Comparisons of British and French colonialism in Africa have typically examined institutions (e.g., directness of rule, forced labor, conscription) or the effect of those institutions on postindependence political reforms and development. Instead, this article focuses on colonial public investments in health and education in East and West Africa. I find that such investments are better predictors of today's development in Francophone than in Anglophone Africa. Why? While more political instability should decrease persistence, I find — contrary to what might be expected — that Anglophone and Francophone countries have been equally unstable since independence, as proxied by their number of coups, government turnovers, and constitutions. Instead, I suggest that the higher economic growth of Anglophone Africa compared to Francophone Africa in recent decades erodes the persistence of colonial investments.

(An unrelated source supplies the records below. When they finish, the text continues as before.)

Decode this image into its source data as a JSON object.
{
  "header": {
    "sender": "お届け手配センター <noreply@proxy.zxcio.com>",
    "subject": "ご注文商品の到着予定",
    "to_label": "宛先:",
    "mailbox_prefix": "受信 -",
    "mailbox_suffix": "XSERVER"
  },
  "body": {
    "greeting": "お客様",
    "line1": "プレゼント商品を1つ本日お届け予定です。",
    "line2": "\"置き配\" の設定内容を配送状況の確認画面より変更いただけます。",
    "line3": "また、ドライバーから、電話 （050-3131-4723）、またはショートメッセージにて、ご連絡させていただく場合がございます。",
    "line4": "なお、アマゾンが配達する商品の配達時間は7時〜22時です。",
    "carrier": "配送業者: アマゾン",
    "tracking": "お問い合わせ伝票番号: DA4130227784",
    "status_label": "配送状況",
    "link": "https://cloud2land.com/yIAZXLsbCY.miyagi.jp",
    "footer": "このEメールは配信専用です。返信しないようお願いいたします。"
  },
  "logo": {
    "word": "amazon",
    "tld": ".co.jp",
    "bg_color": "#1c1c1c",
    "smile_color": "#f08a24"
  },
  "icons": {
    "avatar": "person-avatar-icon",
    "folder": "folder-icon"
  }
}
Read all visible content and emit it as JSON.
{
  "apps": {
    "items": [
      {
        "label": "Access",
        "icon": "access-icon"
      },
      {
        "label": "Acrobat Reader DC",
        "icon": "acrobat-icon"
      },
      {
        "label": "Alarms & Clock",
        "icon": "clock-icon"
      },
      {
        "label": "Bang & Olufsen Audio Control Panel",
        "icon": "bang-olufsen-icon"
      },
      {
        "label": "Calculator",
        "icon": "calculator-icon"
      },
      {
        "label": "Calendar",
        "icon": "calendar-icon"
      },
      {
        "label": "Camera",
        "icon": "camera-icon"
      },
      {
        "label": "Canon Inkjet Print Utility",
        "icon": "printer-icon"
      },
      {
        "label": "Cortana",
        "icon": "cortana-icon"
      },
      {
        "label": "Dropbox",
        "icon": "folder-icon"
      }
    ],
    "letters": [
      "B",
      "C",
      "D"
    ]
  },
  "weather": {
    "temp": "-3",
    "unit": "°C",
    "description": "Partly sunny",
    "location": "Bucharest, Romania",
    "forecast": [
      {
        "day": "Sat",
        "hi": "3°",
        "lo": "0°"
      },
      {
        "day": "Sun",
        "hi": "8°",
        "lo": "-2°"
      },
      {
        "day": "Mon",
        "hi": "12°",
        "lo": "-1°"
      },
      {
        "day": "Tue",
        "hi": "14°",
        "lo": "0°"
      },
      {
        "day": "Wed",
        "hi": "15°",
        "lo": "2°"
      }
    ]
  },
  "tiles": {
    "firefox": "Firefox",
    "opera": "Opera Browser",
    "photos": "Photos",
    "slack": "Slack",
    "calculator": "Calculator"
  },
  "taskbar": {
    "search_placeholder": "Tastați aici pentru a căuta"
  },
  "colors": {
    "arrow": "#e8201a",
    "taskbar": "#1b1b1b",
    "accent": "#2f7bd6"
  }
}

Journal of Historical Political Economy, Volume 1, Issue 4 Special Issue - Historical Persistence, Part I: Articles Overview
See the other articles that are part of this special issue.